What The Trend Of ROCE Can Tell Us

BP has not disappointed with their ROCE growth. Looking at the data, we can see that even though capital employed in the business has remained relatively flat, the ROCE generated has risen by 2,227% over the last five years. Basically the business is generating higher returns from the same amount of capital and that is proof that there are improvements in the company's efficiencies. It's worth looking deeper into this though because while it's great that the business is more efficient, it might also mean that going forward the areas to invest internally for the organic growth are lacking.

In Conclusion...

To bring it all together, BP has done well to increase the returns it's generating from its capital employed. Since the stock has only returned 20% to shareholders over the last five years, the promising fundamentals may not be recognized yet by investors. Given that, we'd look further into this stock in case it has more traits that could make it multiply in the long term.

One more thing to note, we've identified 1 warning sign with BP and understanding this should be part of your investment process.

For those who like to invest in solid companies, check out this free list of companies with solid balance sheets and high returns on equity.

Have feedback on this article? Concerned about the content? Get in touch with us directly. Alternatively, email editorial-team (at) simplywallst.com.

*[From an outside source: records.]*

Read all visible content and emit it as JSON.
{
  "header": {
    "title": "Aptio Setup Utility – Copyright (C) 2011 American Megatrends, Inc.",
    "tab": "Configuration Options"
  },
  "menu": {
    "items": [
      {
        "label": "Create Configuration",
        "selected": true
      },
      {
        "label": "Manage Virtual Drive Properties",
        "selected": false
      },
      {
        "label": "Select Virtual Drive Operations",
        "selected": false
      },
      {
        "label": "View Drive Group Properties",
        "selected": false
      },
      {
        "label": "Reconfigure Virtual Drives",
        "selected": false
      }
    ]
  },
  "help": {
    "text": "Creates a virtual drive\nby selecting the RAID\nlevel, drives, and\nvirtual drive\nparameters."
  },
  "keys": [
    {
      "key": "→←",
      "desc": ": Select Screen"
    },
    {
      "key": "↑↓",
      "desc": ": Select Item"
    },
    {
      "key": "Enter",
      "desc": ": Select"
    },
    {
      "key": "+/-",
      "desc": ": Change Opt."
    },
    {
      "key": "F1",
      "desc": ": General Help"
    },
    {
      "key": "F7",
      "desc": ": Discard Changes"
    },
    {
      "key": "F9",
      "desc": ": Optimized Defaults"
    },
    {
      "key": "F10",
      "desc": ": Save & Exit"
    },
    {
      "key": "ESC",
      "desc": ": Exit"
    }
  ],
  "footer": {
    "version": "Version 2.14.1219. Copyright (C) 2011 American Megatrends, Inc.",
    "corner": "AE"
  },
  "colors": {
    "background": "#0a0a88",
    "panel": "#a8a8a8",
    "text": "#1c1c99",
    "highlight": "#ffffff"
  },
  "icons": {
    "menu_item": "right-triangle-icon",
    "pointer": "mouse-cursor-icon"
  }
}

This article by Simply Wall St is general in nature. We provide commentary based on historical data and analyst forecasts only using an unbiased methodology and our articles are not intended to be financial advice. It does not constitute a recommendation to buy or sell any stock, and does not take account of your objectives, or your financial situation. We aim to bring you long-term focused analysis driven by fundamental data. Note that our analysis may not factor in the latest price-sensitive company announcements or qualitative material. Simply Wall St has no position in any stocks mentioned.